This industry comprises registered medical practitioners (including medical clinics or group practices) that provide specialist medical services (other than pathology and diagnostic imaging specialities) on their own account or for government agencies or non-profit organisations.
Key External Drivers
Industry Life Cycle
Products & Markets
Products & Services
Market Share Concentration
Key Success Factors
Cost Structure Benchmarks
Basis of Competition
Barriers to Entry
Technology & Systems
Regulation & Policy
About IBISWorld Inc.
Recognised as the nation’s most trusted independent source of industry and market research, IBISWorld offers a comprehensive database of unique information and analysis on every Australian industry. With an extensive online portfolio, valued for its depth and scope, the company equips clients with the insight necessary to make better business decisions. Headquartered in Melbourne, IBISWorld serves a range of business, professional service and government organisations through more than 10 locations worldwide.

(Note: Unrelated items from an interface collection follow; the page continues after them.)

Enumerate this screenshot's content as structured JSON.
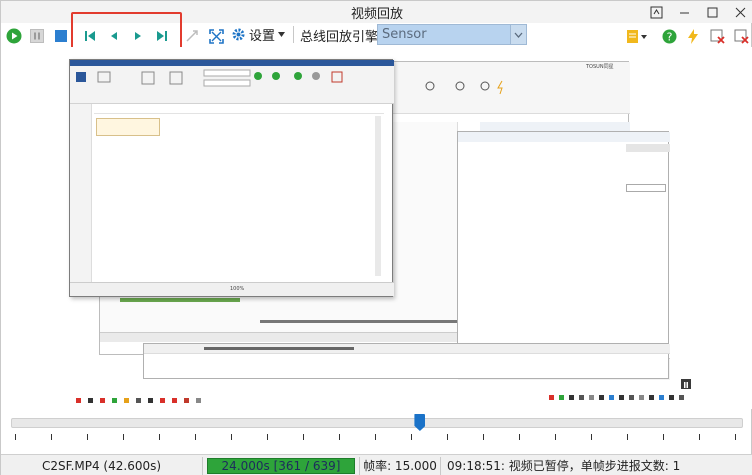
{
  "window": {
    "title": "视频回放"
  },
  "toolbar": {
    "settings_label": "设置",
    "engine_label": "总线回放引擎",
    "engine_value": "Sensor"
  },
  "embedded_screen": {
    "doc_ribbon_left": "TOSUN同星",
    "doc_status_zoom": "100%"
  },
  "seek": {
    "position_fraction": 0.56
  },
  "status": {
    "file": "C2SF.MP4 (42.600s)",
    "progress_text": "24.000s [361 / 639]",
    "progress_fraction": 0.565,
    "frame_rate": "帧率: 15.000",
    "message": "09:18:51: 视频已暂停，单帧步进报文数: 1"
  },
  "colors": {
    "highlight": "#e23b2e",
    "play": "#2ea43a",
    "accent": "#1a72c8",
    "engine_bg": "#b8d3ef"
  }
}
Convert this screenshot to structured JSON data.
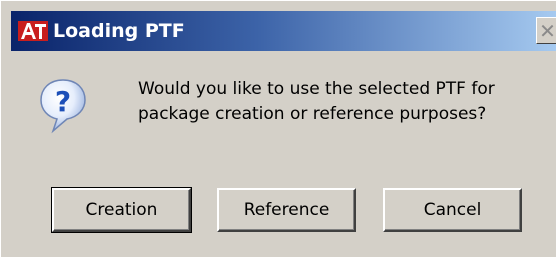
{
  "dialog": {
    "title": "Loading PTF",
    "app_icon": "att-logo-icon",
    "close_symbol": "✕",
    "message_icon": "question-icon",
    "message_lines": [
      "Would you like to use the selected PTF for",
      "package creation or reference purposes?"
    ],
    "buttons": {
      "creation": "Creation",
      "reference": "Reference",
      "cancel": "Cancel"
    }
  },
  "colors": {
    "titlebar_start": "#0a246a",
    "titlebar_end": "#a6caf0",
    "window_face": "#d4d0c8",
    "question_bubble": "#1c5fcf"
  }
}
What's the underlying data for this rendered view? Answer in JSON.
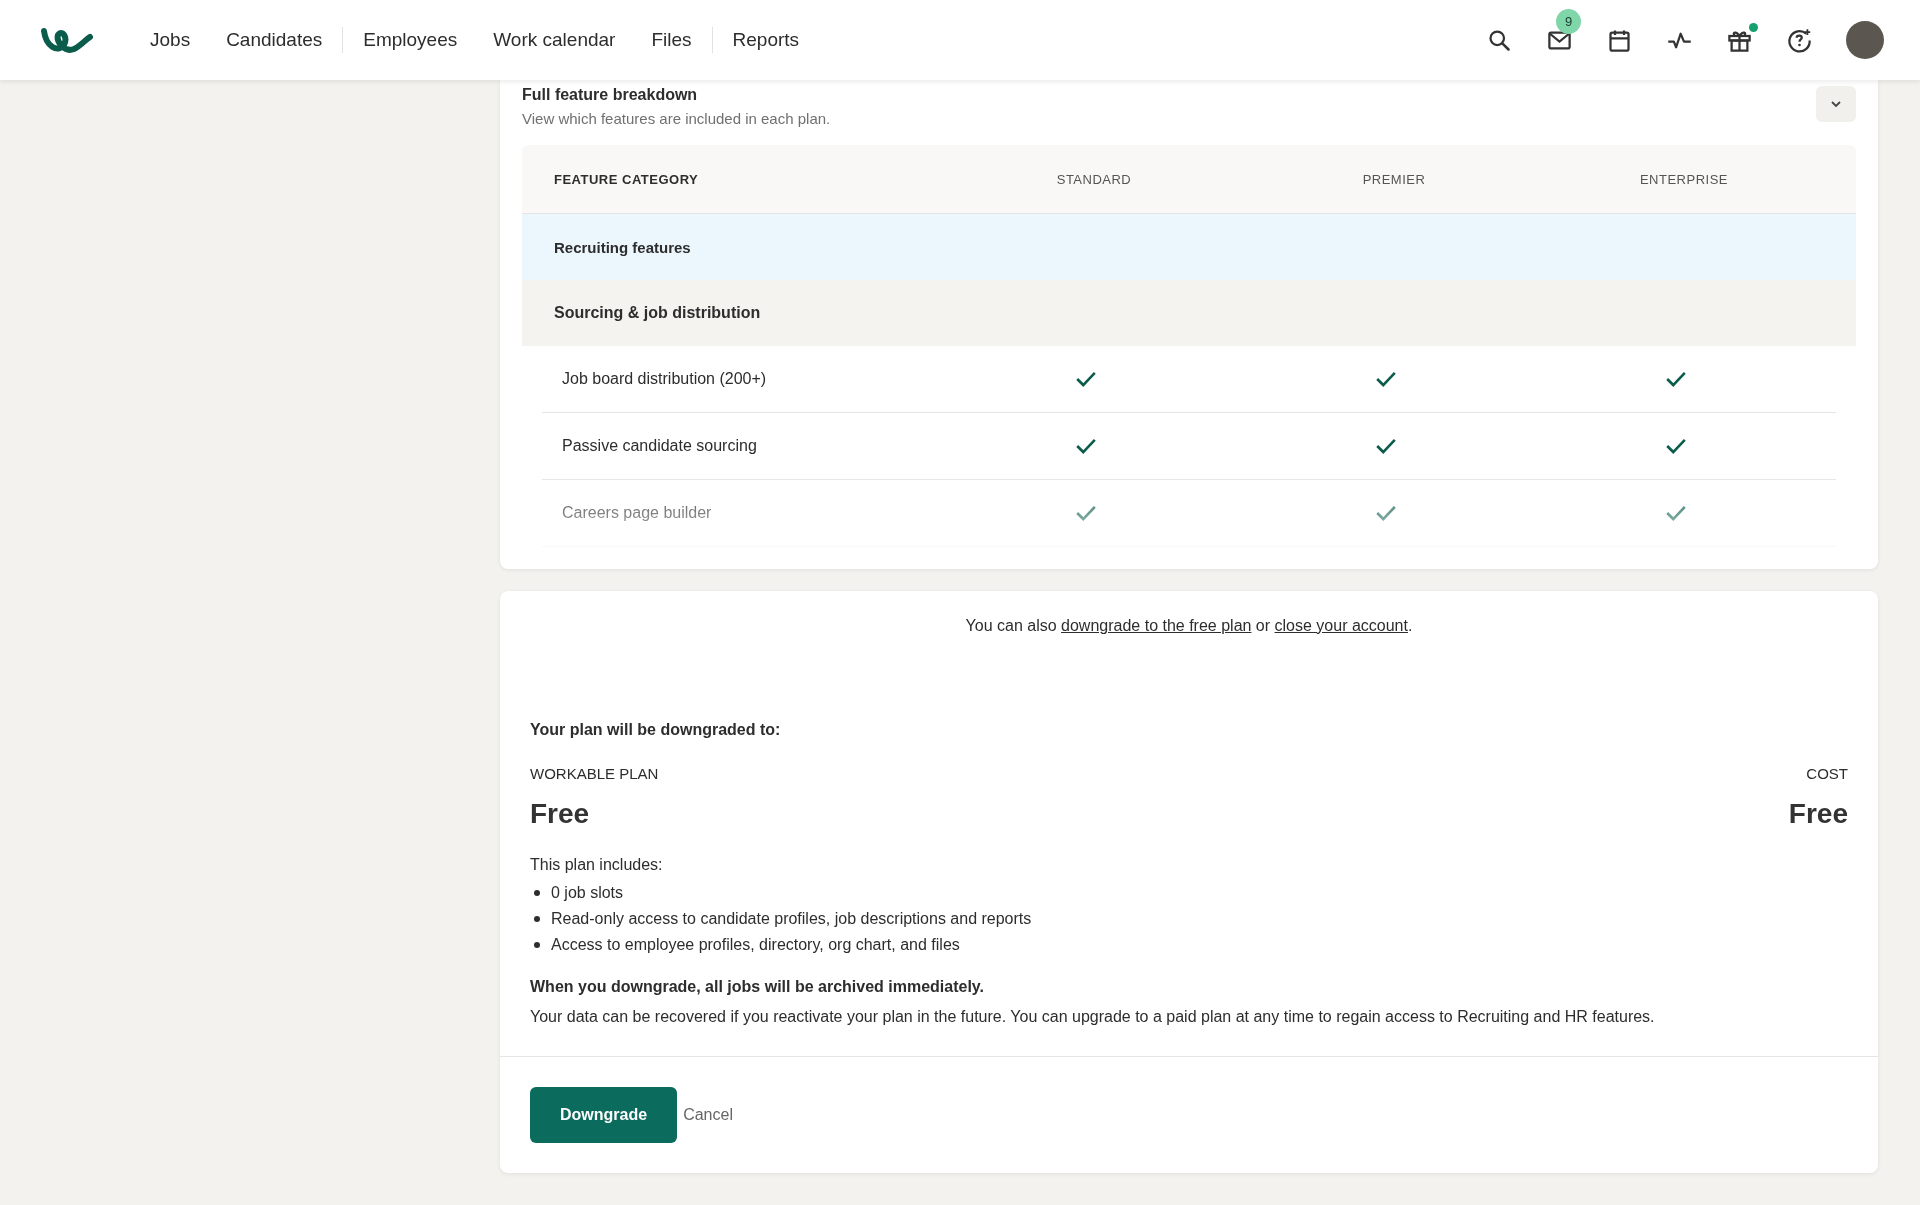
{
  "nav": {
    "items": [
      {
        "label": "Jobs",
        "divider_after": false
      },
      {
        "label": "Candidates",
        "divider_after": true
      },
      {
        "label": "Employees",
        "divider_after": false
      },
      {
        "label": "Work calendar",
        "divider_after": false
      },
      {
        "label": "Files",
        "divider_after": true
      },
      {
        "label": "Reports",
        "divider_after": false
      }
    ],
    "mail_badge": "9",
    "gift_dot": true
  },
  "breakdown": {
    "title": "Full feature breakdown",
    "subtitle": "View which features are included in each plan.",
    "expanded": true,
    "columns": [
      "FEATURE CATEGORY",
      "STANDARD",
      "PREMIER",
      "ENTERPRISE"
    ],
    "rows": [
      {
        "kind": "category",
        "label": "Recruiting features"
      },
      {
        "kind": "group",
        "label": "Sourcing & job distribution"
      },
      {
        "kind": "feature",
        "label": "Job board distribution (200+)",
        "included": [
          true,
          true,
          true
        ]
      },
      {
        "kind": "feature",
        "label": "Passive candidate sourcing",
        "included": [
          true,
          true,
          true
        ]
      },
      {
        "kind": "feature",
        "label": "Careers page builder",
        "included": [
          true,
          true,
          true
        ]
      }
    ]
  },
  "downgrade": {
    "alt_prefix": "You can also",
    "alt_link_1": "downgrade to the free plan",
    "alt_middle": "or",
    "alt_link_2": "close your account",
    "alt_suffix": ".",
    "heading": "Your plan will be downgraded to:",
    "plan_label": "WORKABLE PLAN",
    "plan_name": "Free",
    "cost_label": "COST",
    "cost_value": "Free",
    "includes_title": "This plan includes:",
    "includes": [
      "0 job slots",
      "Read-only access to candidate profiles, job descriptions and reports",
      "Access to employee profiles, directory, org chart, and files"
    ],
    "warning": "When you downgrade, all jobs will be archived immediately.",
    "note": "Your data can be recovered if you reactivate your plan in the future. You can upgrade to a paid plan at any time to regain access to Recruiting and HR features.",
    "buttons": [
      {
        "kind": "primary",
        "label": "Downgrade"
      },
      {
        "kind": "link",
        "label": "Cancel"
      }
    ]
  }
}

For more information, visit http://www.ibisworld.com.au or call (03) 9655 3886.